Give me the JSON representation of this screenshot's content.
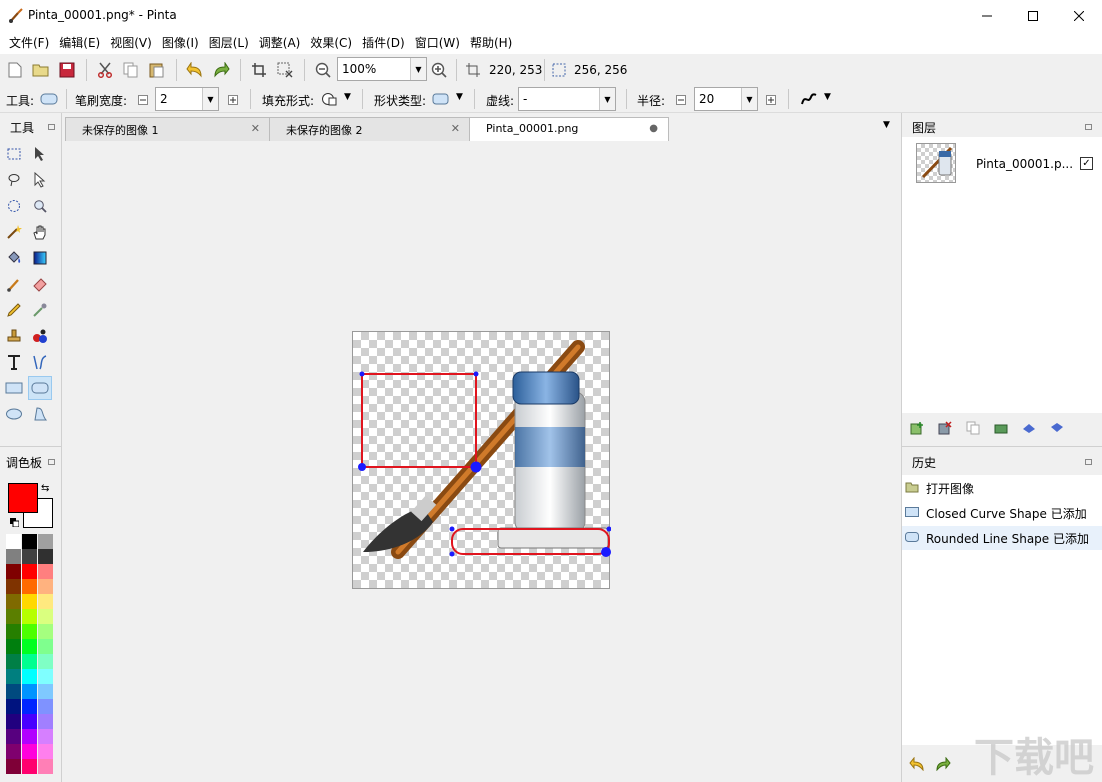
{
  "window": {
    "title": "Pinta_00001.png* - Pinta"
  },
  "menu": [
    "文件(F)",
    "编辑(E)",
    "视图(V)",
    "图像(I)",
    "图层(L)",
    "调整(A)",
    "效果(C)",
    "插件(D)",
    "窗口(W)",
    "帮助(H)"
  ],
  "toolbar": {
    "zoom": "100%",
    "cursor_pos": "220, 253",
    "selection_size": "256, 256"
  },
  "options": {
    "tool_label": "工具:",
    "brush_width_label": "笔刷宽度:",
    "brush_width": "2",
    "fill_label": "填充形式:",
    "shape_type_label": "形状类型:",
    "dash_label": "虚线:",
    "dash": "-",
    "radius_label": "半径:",
    "radius": "20"
  },
  "panels": {
    "tools": "工具",
    "palette": "调色板",
    "layers": "图层",
    "history": "历史"
  },
  "tabs": [
    "未保存的图像 1",
    "未保存的图像 2",
    "Pinta_00001.png"
  ],
  "layers": [
    {
      "name": "Pinta_00001.p...",
      "visible": true
    }
  ],
  "history": [
    {
      "label": "打开图像",
      "icon": "folder-icon"
    },
    {
      "label": "Closed Curve Shape 已添加",
      "icon": "closed-curve-icon"
    },
    {
      "label": "Rounded Line Shape 已添加",
      "icon": "rounded-line-icon"
    }
  ],
  "colors": {
    "primary": "#ff0000",
    "secondary": "#ffffff",
    "selection": "#cce4f7",
    "shape_stroke": "#e0141e",
    "handle": "#1a1aff"
  },
  "watermark": "下载吧"
}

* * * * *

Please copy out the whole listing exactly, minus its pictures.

Give me the JSON representation of this screenshot's content.
{
  "window": {
    "title": "Pinta_00001.png* - Pinta"
  },
  "menu": [
    "文件(F)",
    "编辑(E)",
    "视图(V)",
    "图像(I)",
    "图层(L)",
    "调整(A)",
    "效果(C)",
    "插件(D)",
    "窗口(W)",
    "帮助(H)"
  ],
  "toolbar": {
    "zoom": "100%",
    "cursor_pos": "220, 253",
    "selection_size": "256, 256"
  },
  "options": {
    "tool_label": "工具:",
    "brush_width_label": "笔刷宽度:",
    "brush_width": "2",
    "fill_label": "填充形式:",
    "shape_type_label": "形状类型:",
    "dash_label": "虚线:",
    "dash": "-",
    "radius_label": "半径:",
    "radius": "20"
  },
  "panels": {
    "tools": "工具",
    "palette": "调色板",
    "layers": "图层",
    "history": "历史"
  },
  "tabs": [
    "未保存的图像 1",
    "未保存的图像 2",
    "Pinta_00001.png"
  ],
  "layers": [
    {
      "name": "Pinta_00001.p...",
      "visible": true
    }
  ],
  "history": [
    {
      "label": "打开图像",
      "icon": "folder-icon"
    },
    {
      "label": "Closed Curve Shape 已添加",
      "icon": "closed-curve-icon"
    },
    {
      "label": "Rounded Line Shape 已添加",
      "icon": "rounded-line-icon"
    }
  ],
  "colors": {
    "primary": "#ff0000",
    "secondary": "#ffffff",
    "selection": "#cce4f7",
    "shape_stroke": "#e0141e",
    "handle": "#1a1aff"
  },
  "watermark": "下载吧"
}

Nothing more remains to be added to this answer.